As we approach the height of summer, it seems that extreme weather events are again having a damaging and disruptive effect across the world.
Europe is currently in the midst of a record-breaking heatwave, with France even going so far as to postpone national school exams last week until temperatures cooled. Meanwhile, Germany is on the watch out for yet more forest fires – having witnessed over 1,700 in 2018, more than four times as many as the previous year. Closer to home, hundreds of families were recently displaced from their homes in Lincolnshire because of flooding.
Alongside Brexit and the Conservative leadership battle, climate change has clearly been top of the news agenda in 2019. There is, of course, nothing more quintessentially British than talking about the weather but this movement has also been energised globally by a remarkable young Swedish lady, Greta Thunberg. She was right to call for urgent action when speaking eloquently about the climate emergency in the House of Commons earlier this year.
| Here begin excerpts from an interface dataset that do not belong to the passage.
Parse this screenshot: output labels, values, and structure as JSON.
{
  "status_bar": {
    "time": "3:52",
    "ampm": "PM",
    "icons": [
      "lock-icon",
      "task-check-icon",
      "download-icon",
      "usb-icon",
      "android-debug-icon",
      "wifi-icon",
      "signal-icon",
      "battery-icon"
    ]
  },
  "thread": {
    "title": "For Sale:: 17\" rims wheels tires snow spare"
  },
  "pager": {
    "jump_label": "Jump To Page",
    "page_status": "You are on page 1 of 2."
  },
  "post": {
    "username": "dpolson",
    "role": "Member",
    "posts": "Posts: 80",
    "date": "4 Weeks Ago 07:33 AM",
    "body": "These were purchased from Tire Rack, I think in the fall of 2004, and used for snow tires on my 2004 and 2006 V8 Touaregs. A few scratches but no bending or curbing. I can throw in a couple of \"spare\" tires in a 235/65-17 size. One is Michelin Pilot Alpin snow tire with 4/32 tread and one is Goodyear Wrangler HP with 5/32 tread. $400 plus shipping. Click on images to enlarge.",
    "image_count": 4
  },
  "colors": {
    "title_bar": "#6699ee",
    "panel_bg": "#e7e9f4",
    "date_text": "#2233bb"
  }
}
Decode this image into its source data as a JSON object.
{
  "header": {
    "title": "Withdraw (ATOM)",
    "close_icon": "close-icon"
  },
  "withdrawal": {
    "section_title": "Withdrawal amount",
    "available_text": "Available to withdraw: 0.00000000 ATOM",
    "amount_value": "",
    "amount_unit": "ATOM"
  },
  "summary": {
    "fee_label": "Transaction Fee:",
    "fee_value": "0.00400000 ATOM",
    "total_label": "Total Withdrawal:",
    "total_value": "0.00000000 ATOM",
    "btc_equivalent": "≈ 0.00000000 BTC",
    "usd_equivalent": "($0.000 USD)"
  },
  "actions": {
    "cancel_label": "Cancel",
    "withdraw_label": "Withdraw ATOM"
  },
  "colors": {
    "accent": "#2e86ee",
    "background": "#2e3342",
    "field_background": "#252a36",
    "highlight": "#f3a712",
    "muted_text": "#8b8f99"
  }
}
It would be wrong, however, to ignore the big strides that have already been made both domestically and internationally. For the first time since the Industrial Revolution, the UK is generating a larger proportion of power through zero-carbon energy sources than fossil fuels. This demonstrates how the market and public policy can work hand-in-hand to encourage a smooth shift to cleaner energy sources. The rapid rise of renewables and a dramatically reduced reliance on coal are welcome steps on our journey to cutting greenhouse gas emissions.
The UK has also taken the significant step of becoming the first major economy to demonstrate leadership in tackling the climate emergency by committing to become net-zero carbon by 2050, building on the Paris agreement, and on the Climate Change Act 2008, also a global ground breaker.
Considerable investment will be required to catalyse this transition of the global economy away from fossil fuels. The financial sector must be a key part of any viable solution, with London uniquely positioned as a global centre for green investment and expertise to support the huge reallocation of capital needed.
The Global Commission on the Economy and Climate Change estimates around $93 trillion of global infrastructure investment will need to be green by 2030 in order to meet climate change commitments. This is a daunting social challenge, but it is also a commercial opportunity. The green bond market, for example, has doubled every year since 2012 to reach over $500 billion outstanding today.
The new Green Finance Institute, which is being launched today [Tuesday 2nd July] at a summit attended by 1,000 green leaders at Guildhall, will play a crucial role in bringing together the public and private sectors to accelerate the domestic and global shift to a zero-carbon, climate-resilient economy. The Institute – funded by HM Treasury, the Department for Business, Energy and Industrial Strategy and the City of London Corporation – forms a key plank of the Government’s green finance strategy that is also set to be unveiled by the Economic Secretary to the Treasury at this event.
The City is already at the forefront of this challenge given how closely climate risk and financial risk are linked. Insurers, for example, have been bearing a rising tide of losses from a wide range of extreme weather events in recent years.
In the medium-term, climate change will also affect the share prices of firms and indeed the viability of some sectors unless appropriate corporate strategies are adopted now. The market needs to look beyond the next quarter towards the potential negative outcomes on the horizon.
This issue has been recognised by the Bank of England, with Mark Carney setting out plans to start stress testing financial institutions for their resilience to climate change at the Mansion House last month. The Task Force on Climate-related Financial Disclosures has also put forward recommendations to improve climate risk assessments, which will enable firms and investors to take informed decisions and price risk appropriately. Greater transparency and common standards will be essential to the development of effective market-based solutions.
It is undeniable that the financial sector is waking up to climate risk and rising to the opportunities and challenges that it brings. The UK is at the vanguard of this transition to a more sustainable economy but climate change is a global problem that requires global as well as local solutions. As a world leading financial centre, the City has a responsibility to drive this shift to net-zero carbon emissions by showing leadership when it comes to governance, risk management and investment.
The health of our planet and the health of our financial system is inextricably intertwined. Finance has the power not only to change our economy, but also the way we live – and the time to act is now.
Sir Roger Gifford is Chair of the Green Finance Institute and Senior Banker at SEB